1914. However, the historical and cultural narrative relating to the unity of the land and the
Liechtenstein dynasty as an arbitrator of cultural norms and modern society provided by
the exhibition did not last long: it was interrupted by the First World War.

Martina Flekačová
Beautiful Boxes or Technocratic Grey? Towards a Periodic Defi nition of Czech Housing Estates
Using the Example of Prague

Prefabricated housing estates, which were created in the Czech lands between
the late 1950s up until the mid-1990s, have in recent years emerged as a subject of interest,
and not only for architectural history. An extensive interdisciplinary research project into
Czech housing estates, covered by the five-year grant “Prefabricated Estates in the Czech
Republic as Part of the Urban Living Environment”, has also included the participation of the
Museum of Decorative Arts in Prague.
In the over four decades of their construction, these housing estates underwent architectural
development, though this need not immediately be apparent on first view. For us
to deal with all of the theoretical as well as practical problems posed by the phenomenon
of the prefabricated housing estate, we need first of all to find a suitable terminology and
a basic periodicisation, which has been the aim of our work.
Because it has been found within the documentation of selected housing estates to be
impossible to accept any of the previous chronological and stylistic divisions of mass housing
without reservations, the article discusses a concept for periodicisation that would apply
on the level of the entire nation. The proposal is based on the architectonic and urban
analysis of the estates, the development of prefabrication and panel technology, as well as
on the era’s political and economic situations, which directly influenced the construction of
public housing. The housing estates of Prague have been selected as a model instance for
the reason that they provide the hitherto most thoroughly researched locality in the Czech
Republic, while the national capital at the same time acts as the nation’s most influential
cultural centre.

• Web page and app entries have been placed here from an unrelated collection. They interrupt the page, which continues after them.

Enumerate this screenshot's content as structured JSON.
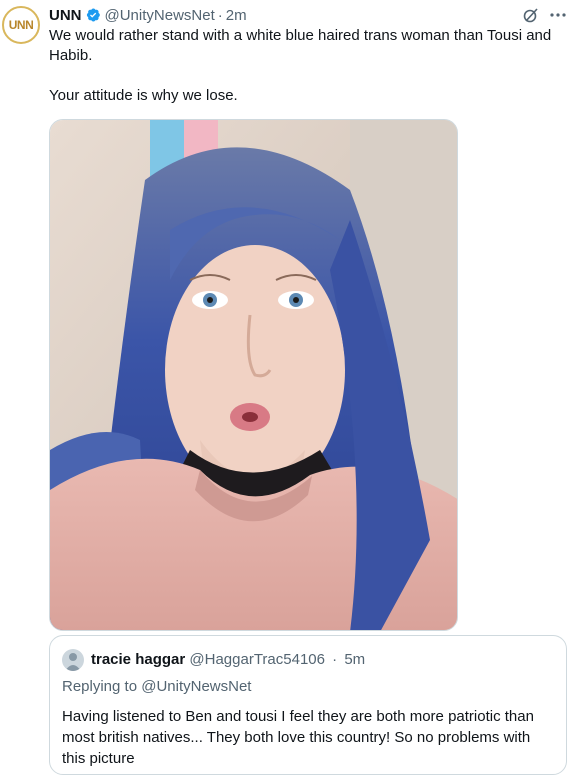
{
  "tweet": {
    "avatar_text": "UNN",
    "author_name": "UNN",
    "handle": "@UnityNewsNet",
    "separator": "·",
    "time": "2m",
    "text_line1": "We would rather stand with a white blue haired trans woman than Tousi and Habib.",
    "text_line2": "Your attitude is why we lose.",
    "photo_description_icon": "selfie-photo",
    "verified_color": "#1d9bf0",
    "accent_gold": "#d9b75c"
  },
  "quote": {
    "author_name": "tracie haggar",
    "handle": "@HaggarTrac54106",
    "separator": "·",
    "time": "5m",
    "replying_prefix": "Replying to ",
    "replying_to": "@UnityNewsNet",
    "text": "Having listened to Ben and tousi I feel they are both more patriotic than most british natives... They both love this country! So no problems with this picture"
  }
}
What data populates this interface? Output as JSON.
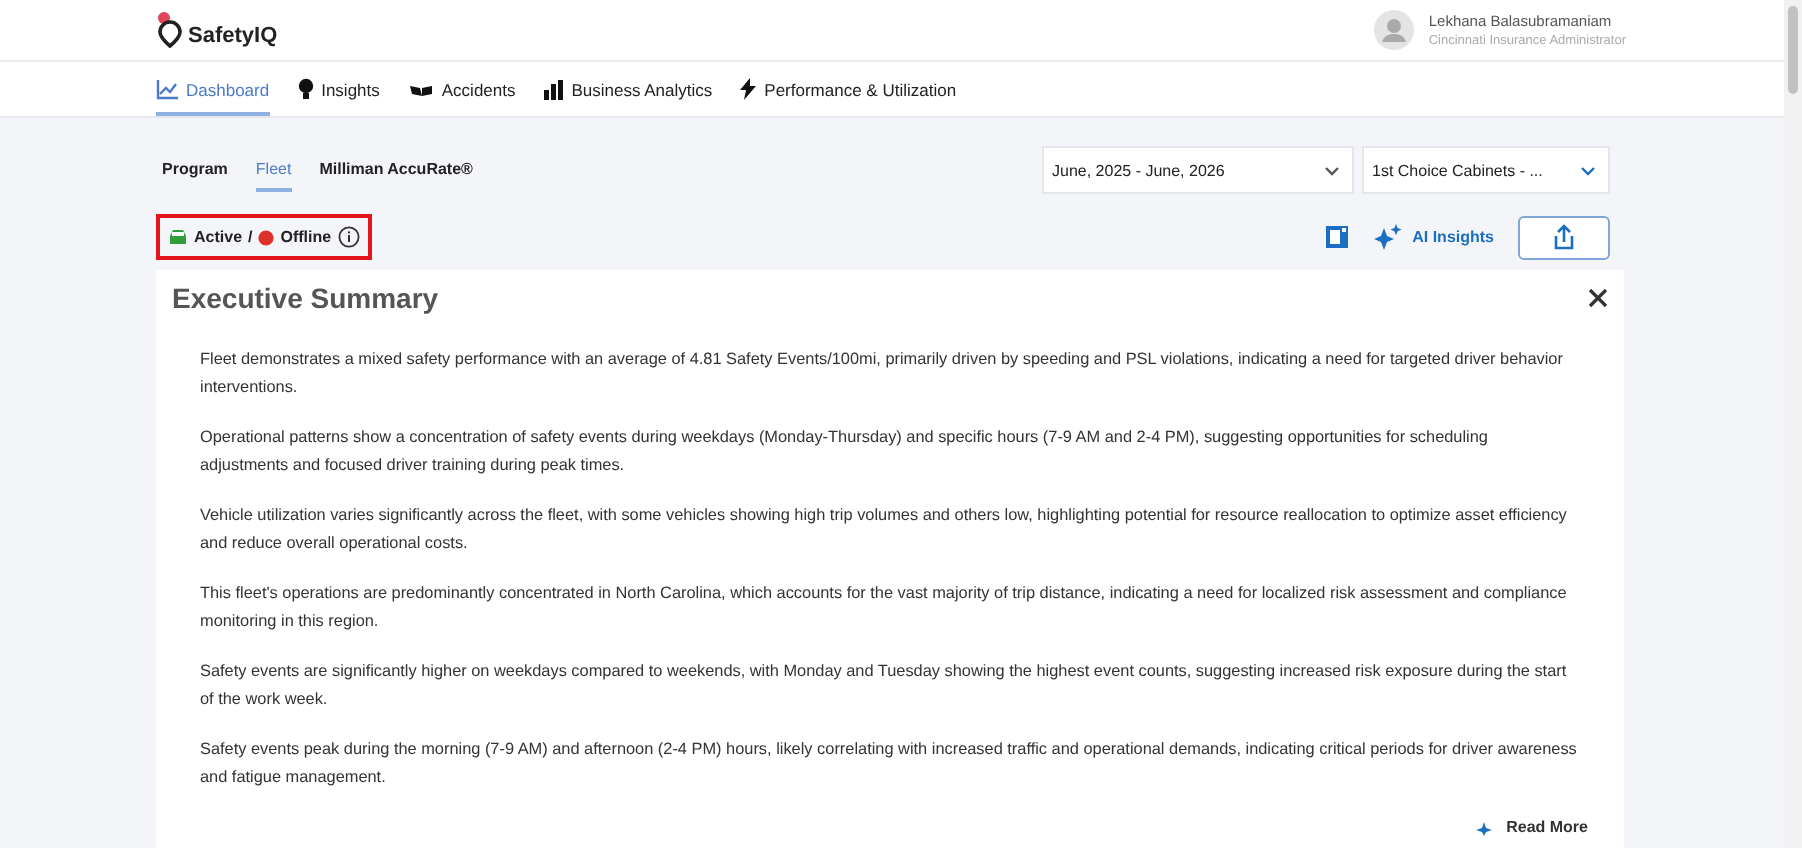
{
  "brand": {
    "name": "SafetyIQ"
  },
  "user": {
    "name": "Lekhana Balasubramaniam",
    "role": "Cincinnati Insurance Administrator"
  },
  "nav": [
    {
      "label": "Dashboard",
      "kind": "chart",
      "selected": true
    },
    {
      "label": "Insights",
      "kind": "bulb",
      "selected": false
    },
    {
      "label": "Accidents",
      "kind": "crash",
      "selected": false
    },
    {
      "label": "Business Analytics",
      "kind": "bars",
      "selected": false
    },
    {
      "label": "Performance & Utilization",
      "kind": "bolt",
      "selected": false
    }
  ],
  "sub_tabs": [
    {
      "label": "Program",
      "selected": false
    },
    {
      "label": "Fleet",
      "selected": true
    },
    {
      "label": "Milliman AccuRate®",
      "selected": false
    }
  ],
  "filters": [
    {
      "value": "June, 2025 - June, 2026"
    },
    {
      "value": "1st Choice Cabinets - ..."
    }
  ],
  "status": {
    "active": "Active",
    "separator": "/",
    "offline": "Offline",
    "highlighted": true
  },
  "actions": {
    "ai_insights": "AI Insights"
  },
  "summary": {
    "title": "Executive Summary",
    "paragraphs": [
      "Fleet demonstrates a mixed safety performance with an average of 4.81 Safety Events/100mi, primarily driven by speeding and PSL violations, indicating a need for targeted driver behavior interventions.",
      "Operational patterns show a concentration of safety events during weekdays (Monday-Thursday) and specific hours (7-9 AM and 2-4 PM), suggesting opportunities for scheduling adjustments and focused driver training during peak times.",
      "Vehicle utilization varies significantly across the fleet, with some vehicles showing high trip volumes and others low, highlighting potential for resource reallocation to optimize asset efficiency and reduce overall operational costs.",
      "This fleet's operations are predominantly concentrated in North Carolina, which accounts for the vast majority of trip distance, indicating a need for localized risk assessment and compliance monitoring in this region.",
      "Safety events are significantly higher on weekdays compared to weekends, with Monday and Tuesday showing the highest event counts, suggesting increased risk exposure during the start of the work week.",
      "Safety events peak during the morning (7-9 AM) and afternoon (2-4 PM) hours, likely correlating with increased traffic and operational demands, indicating critical periods for driver awareness and fatigue management."
    ],
    "read_more": "Read More"
  }
}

Eric Dluhosch
Walter Benjamin on the Life of Students

The German philosopher and critical theorist, Walter Benjamin (1892–1940) published
only one larger volume during his lifetime. Today, however, everyone who is more
deeply interested in the history of modernism refers to it. Benjamin’s essay “The Work of
Art in the Age of Mechanical Reproduction” or his unfinished work on “Paris of the Second
Empire in Baudelaire” have in this respect opened up new worlds.
Lovers of avant-garde art and architecture know Eric Dluhosch (*1927), Professor Emeritus
of the Massachusetts Institute of Technology, a native of Jindřichův Hradec, as the translator
of works by El Lissitzky and Karel Teige into English and as the co-editor of a major
book on Teige published in the USA in 1999. However, in our case, Dluhosch did not refer
to Benjamin as a follower of avant-garde, but as an author concerned with the purpose of
universities. Not only is Benjamin’s interest in the university system and its policies noteworthy,
but also how students behaved in this system. In his early thoughts from 1914, the
German scholar refused to see the purpose of study as a leisure activity or preparation for
a well-paid career. In his opinion, students do not fulfil their mission if they do not fully and
painstakingly give in to the subject of study. Eric Dluhosch used the lens of Benjamin’s text
in order to gloss the situation at American universities today.